In a statement, Limbaugh declined to discuss details, citing a confidentiality agreement with Goldman Sachs, the investment firm hired by the family of former Rams owner Georgia Frontiere to review assets of her estate, including the NFL team.
Limbaugh also declined to discuss other partners that might be involved in the bid, but said he and Checketts would operate the team.
"Dave Checketts and I have made a bid to buy the Rams and we are continuing the process," Limbaugh said.
Forbes magazine has estimated the Rams franchise has a value of $929 million.
Frontiere's children, Chip Rosenbloom and Lucia Rodriguez, inherited 60 percent of the Rams when their mother died in January 2008. Columbia, Mo., billionaire Stan Kroenke owns the remaining 40 percent. It wasn't clear if the Limbaugh/Checketts bid was for 100 percent of the Rams or just the share owned by Rosenbloom and Rodriguez.
"Our strategic review of our ownership of the Rams continues," Rosenbloom said in a statement released late Monday. "We will make an announcement upon the completion of the process."
NFL spokesman Greg Aiello declined comment. Spokesmen for Checketts and the Blues declined comment.
Limbaugh is a native of Cape Girardeau, Mo., about 100 miles south of St. Louis. He's so popular among conservatives -- fans of his show call themselves "dittoheads" -- that he has been called by some the voice of the Republican Party.
Limbaugh, who lives and works in Palm Beach, Fla., once worked for the Kansas City Royals and is an avid sports fan.
In 2003, Limbaugh worked briefly on ESPN's NFL pregame show, but resigned after saying Philadelphia Eagles quarterback Donovan McNabb was overrated because the media wanted to see a black quarterback succeed.
Checketts, 53, and his Sports Capital Partners and Towerbrook Capital Partners purchased the Blues in 2006 from Bill and Nancy Laurie. The Blues have gradually rebuilt under his leadership and made the playoffs last season for the first time since 2004.
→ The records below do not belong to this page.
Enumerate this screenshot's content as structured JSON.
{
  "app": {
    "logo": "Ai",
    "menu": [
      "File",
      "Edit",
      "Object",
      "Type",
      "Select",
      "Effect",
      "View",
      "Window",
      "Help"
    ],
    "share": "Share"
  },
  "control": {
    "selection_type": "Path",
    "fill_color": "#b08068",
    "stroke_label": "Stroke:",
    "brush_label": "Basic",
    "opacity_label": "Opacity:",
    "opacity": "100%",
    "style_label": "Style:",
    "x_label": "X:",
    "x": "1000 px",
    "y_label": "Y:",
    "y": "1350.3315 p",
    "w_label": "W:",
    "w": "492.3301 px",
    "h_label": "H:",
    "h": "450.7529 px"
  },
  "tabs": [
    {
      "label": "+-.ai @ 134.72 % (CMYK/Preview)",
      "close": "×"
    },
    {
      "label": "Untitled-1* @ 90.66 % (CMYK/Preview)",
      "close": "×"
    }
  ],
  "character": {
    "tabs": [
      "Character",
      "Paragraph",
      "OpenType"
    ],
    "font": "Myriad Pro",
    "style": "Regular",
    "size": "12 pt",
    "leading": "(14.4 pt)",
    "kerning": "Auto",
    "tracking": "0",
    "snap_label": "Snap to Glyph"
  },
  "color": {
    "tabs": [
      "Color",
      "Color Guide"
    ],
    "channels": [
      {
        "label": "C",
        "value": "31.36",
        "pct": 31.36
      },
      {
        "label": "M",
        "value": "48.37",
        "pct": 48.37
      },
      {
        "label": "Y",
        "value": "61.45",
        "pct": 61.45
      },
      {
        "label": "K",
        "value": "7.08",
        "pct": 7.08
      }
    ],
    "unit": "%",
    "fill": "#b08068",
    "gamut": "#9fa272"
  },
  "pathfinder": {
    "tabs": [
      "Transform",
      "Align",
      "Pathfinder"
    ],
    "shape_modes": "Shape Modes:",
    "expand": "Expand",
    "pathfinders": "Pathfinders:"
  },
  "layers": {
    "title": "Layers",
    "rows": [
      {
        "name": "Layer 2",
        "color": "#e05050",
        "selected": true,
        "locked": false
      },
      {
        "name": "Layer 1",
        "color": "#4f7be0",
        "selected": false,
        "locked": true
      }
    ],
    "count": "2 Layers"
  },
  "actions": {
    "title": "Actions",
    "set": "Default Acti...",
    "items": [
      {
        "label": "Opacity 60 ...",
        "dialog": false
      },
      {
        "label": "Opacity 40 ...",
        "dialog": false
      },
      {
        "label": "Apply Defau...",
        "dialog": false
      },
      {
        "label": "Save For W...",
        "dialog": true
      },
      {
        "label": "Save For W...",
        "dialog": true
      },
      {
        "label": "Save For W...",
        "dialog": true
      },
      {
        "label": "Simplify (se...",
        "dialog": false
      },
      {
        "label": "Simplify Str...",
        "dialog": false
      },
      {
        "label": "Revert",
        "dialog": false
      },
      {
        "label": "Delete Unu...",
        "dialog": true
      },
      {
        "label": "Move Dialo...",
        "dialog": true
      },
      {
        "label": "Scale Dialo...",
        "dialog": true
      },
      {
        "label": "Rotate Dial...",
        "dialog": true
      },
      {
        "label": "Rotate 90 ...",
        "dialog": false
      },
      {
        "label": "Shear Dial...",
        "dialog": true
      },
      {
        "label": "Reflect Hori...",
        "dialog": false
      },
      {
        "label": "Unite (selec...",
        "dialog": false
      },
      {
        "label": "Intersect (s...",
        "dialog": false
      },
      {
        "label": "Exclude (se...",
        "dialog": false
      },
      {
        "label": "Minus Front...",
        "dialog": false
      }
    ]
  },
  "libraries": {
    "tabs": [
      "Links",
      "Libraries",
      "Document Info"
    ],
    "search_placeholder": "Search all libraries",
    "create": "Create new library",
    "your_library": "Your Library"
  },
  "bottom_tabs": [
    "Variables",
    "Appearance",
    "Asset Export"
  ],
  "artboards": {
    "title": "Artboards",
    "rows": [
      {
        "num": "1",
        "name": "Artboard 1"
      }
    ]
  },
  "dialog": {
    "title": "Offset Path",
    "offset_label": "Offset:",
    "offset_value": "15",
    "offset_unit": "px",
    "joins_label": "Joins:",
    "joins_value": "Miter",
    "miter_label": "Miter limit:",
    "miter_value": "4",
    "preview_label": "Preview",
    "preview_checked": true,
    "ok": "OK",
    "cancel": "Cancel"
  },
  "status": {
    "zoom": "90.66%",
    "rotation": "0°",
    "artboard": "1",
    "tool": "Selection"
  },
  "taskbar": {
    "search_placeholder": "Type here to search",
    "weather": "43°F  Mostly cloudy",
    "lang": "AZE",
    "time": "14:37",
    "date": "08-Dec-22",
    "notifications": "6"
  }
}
Checketts first approached Rosenbloom in early 2009 about possibly buying the Rams. Eric Gelfand, a spokesman for Checketts, said in June that Checketts had put together a group consisting of local and outside investors.
An NFL rule allows ownership of NFL teams and teams in other sports, but only if they are in the same market. That would be a problem if Kroenke wanted to become majority owner of the Rams because he owns the NBA's Denver Nuggets and the NHL's Colorado Avalanche.
Checketts' company owns Utah's Real Salt Lake Major League Soccer team. But an NFL spokesman has said the cross-ownership rule does not apply to the MLS.
The potential sale of the Rams has been rumored since Frontiere's death. Her children are both involved in other interests and neither has ties to St. Louis.
The sale has raised concerns in St. Louis, which lost the Cardinals franchise after the 1987 season when Bill Bidwill moved the team to Arizona.
The NFL passed over St. Louis for the smaller Jacksonville, Fla., market when it awarded an expansion team in 1993. Two years later, civic leaders convinced Frontiere, a St. Louis native, to move the team from Los Angeles, the nation's second-largest market, back to her hometown.
Los Angeles is still without a team, and a loophole in the Rams' lease allows them to move as early as 2014 if the Edward Jones Dome is not deemed among the top quarter of all NFL stadiums. Though just 14 years old, the dome is fast becoming one of the league's older venues, and getting it into the top quarter seems unlikely.
Checketts became the youngest person ever to run an NBA team at age 28 when he became president and general manager of the Utah Jazz in 1984. He later ran the New York Knicks and Madison Square Garden.